┏━━

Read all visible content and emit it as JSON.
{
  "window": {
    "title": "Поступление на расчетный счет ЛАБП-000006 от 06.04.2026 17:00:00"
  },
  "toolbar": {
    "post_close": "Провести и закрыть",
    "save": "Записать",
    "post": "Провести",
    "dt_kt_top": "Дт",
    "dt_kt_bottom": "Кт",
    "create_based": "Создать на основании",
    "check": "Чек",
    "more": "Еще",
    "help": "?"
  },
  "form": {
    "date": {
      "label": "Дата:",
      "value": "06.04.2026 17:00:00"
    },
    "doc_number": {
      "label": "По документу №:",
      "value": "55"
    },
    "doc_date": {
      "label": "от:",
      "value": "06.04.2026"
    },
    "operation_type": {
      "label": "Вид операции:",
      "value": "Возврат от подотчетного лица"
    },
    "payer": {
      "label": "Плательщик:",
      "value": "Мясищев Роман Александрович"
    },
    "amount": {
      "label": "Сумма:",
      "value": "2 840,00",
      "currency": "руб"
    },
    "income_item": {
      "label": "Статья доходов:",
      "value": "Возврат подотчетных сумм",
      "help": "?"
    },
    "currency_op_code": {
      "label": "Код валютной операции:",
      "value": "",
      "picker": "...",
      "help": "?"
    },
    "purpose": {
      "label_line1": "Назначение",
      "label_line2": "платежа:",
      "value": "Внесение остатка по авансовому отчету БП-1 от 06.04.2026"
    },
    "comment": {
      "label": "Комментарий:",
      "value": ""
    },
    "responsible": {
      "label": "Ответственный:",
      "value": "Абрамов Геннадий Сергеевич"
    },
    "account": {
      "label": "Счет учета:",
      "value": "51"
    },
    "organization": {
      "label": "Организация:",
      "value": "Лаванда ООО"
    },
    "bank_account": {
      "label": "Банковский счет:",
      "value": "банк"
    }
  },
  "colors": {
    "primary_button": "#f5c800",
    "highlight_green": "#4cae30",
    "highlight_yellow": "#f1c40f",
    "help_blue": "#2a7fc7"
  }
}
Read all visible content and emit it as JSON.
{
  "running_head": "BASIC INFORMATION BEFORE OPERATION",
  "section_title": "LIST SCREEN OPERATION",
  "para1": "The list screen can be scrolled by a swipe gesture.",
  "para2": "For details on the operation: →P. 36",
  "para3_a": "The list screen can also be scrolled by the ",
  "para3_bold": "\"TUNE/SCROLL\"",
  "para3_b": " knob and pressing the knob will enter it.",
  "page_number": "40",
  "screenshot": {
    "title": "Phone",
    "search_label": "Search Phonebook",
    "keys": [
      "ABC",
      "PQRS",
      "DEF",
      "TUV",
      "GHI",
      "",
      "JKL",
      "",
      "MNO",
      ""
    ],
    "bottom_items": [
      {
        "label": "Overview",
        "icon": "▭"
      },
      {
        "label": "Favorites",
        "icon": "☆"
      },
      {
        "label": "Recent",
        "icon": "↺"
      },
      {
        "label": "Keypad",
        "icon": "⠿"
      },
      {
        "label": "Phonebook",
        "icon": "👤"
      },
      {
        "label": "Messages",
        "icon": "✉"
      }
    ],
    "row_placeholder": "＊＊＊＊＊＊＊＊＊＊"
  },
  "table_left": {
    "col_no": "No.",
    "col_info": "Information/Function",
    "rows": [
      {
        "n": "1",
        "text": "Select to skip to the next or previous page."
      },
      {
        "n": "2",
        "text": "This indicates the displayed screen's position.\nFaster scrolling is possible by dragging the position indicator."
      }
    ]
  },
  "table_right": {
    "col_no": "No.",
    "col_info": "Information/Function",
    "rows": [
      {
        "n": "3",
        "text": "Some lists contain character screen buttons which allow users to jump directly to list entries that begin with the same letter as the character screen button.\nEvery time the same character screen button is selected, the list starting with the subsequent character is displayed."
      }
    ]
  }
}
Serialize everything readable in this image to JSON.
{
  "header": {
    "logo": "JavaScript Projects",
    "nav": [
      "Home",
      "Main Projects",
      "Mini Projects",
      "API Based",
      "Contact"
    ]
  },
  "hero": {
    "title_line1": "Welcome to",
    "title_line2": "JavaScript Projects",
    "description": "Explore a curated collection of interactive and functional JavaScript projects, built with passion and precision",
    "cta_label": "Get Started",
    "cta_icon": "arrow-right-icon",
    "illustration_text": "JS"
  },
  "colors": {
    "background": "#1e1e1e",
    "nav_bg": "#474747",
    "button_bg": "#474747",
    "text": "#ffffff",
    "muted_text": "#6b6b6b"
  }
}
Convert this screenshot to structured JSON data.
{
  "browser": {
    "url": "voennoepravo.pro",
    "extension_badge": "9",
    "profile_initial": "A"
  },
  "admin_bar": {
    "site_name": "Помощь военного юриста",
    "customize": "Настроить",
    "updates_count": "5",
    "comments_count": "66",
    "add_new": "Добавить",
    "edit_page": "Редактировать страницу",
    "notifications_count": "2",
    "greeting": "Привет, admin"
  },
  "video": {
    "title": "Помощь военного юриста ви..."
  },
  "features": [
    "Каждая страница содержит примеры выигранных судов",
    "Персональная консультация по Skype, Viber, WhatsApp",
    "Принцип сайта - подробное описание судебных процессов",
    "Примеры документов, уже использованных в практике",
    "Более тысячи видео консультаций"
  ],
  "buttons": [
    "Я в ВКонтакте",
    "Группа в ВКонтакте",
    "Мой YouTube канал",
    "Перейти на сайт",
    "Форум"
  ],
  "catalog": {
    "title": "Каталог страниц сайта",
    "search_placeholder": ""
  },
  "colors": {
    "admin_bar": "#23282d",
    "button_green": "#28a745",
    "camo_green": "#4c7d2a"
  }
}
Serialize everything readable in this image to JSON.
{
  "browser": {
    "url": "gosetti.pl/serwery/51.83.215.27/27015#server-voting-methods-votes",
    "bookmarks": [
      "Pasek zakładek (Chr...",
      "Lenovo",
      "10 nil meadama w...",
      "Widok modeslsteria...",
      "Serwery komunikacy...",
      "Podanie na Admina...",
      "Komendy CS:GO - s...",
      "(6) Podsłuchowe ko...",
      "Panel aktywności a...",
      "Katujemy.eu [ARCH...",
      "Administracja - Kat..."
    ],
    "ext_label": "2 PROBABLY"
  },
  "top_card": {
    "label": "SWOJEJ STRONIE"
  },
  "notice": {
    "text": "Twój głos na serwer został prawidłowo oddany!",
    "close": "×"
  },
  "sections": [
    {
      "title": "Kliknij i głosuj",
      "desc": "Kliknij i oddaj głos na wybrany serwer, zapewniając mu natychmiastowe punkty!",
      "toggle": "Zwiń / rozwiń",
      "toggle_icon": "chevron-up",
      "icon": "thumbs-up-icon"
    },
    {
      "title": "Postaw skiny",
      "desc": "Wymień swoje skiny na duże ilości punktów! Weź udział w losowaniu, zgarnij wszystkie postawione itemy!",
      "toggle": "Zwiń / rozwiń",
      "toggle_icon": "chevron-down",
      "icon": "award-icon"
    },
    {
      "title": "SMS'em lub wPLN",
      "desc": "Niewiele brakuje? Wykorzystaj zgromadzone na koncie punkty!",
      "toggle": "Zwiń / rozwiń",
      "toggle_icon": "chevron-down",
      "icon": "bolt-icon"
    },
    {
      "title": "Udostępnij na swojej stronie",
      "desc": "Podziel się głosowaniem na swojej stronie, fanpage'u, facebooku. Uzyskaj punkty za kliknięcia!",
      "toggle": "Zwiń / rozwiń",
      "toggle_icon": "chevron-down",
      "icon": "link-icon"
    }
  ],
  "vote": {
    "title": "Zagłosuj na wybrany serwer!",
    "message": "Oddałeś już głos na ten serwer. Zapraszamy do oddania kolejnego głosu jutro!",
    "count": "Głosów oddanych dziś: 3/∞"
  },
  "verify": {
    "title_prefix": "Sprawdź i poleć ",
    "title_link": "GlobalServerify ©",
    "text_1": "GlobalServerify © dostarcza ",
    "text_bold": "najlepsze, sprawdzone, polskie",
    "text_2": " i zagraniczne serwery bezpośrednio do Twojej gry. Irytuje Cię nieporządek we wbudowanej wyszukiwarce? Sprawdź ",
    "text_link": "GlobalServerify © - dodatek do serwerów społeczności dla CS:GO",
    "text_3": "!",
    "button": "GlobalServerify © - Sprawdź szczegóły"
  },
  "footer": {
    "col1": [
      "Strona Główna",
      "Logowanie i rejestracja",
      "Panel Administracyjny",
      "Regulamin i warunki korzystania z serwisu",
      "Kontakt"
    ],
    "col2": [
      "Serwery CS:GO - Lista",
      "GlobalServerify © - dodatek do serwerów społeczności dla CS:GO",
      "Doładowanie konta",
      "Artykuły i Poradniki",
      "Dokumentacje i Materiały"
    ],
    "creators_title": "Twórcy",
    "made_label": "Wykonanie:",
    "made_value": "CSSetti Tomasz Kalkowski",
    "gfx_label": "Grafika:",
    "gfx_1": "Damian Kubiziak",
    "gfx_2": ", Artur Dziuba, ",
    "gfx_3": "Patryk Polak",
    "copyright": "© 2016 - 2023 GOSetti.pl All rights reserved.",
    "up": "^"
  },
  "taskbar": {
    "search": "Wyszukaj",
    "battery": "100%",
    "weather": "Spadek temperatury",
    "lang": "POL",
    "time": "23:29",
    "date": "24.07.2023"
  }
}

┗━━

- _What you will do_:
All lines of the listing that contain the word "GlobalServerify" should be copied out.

- _Answer space_:
    "title_link": "GlobalServerify ©",
    "text_1": "GlobalServerify © dostarcza ",
    "text_link": "GlobalServerify © - dodatek do serwerów społeczności dla CS:GO",
    "button": "GlobalServerify © - Sprawdź szczegóły"
      "GlobalServerify © - dodatek do serwerów społeczności dla CS:GO",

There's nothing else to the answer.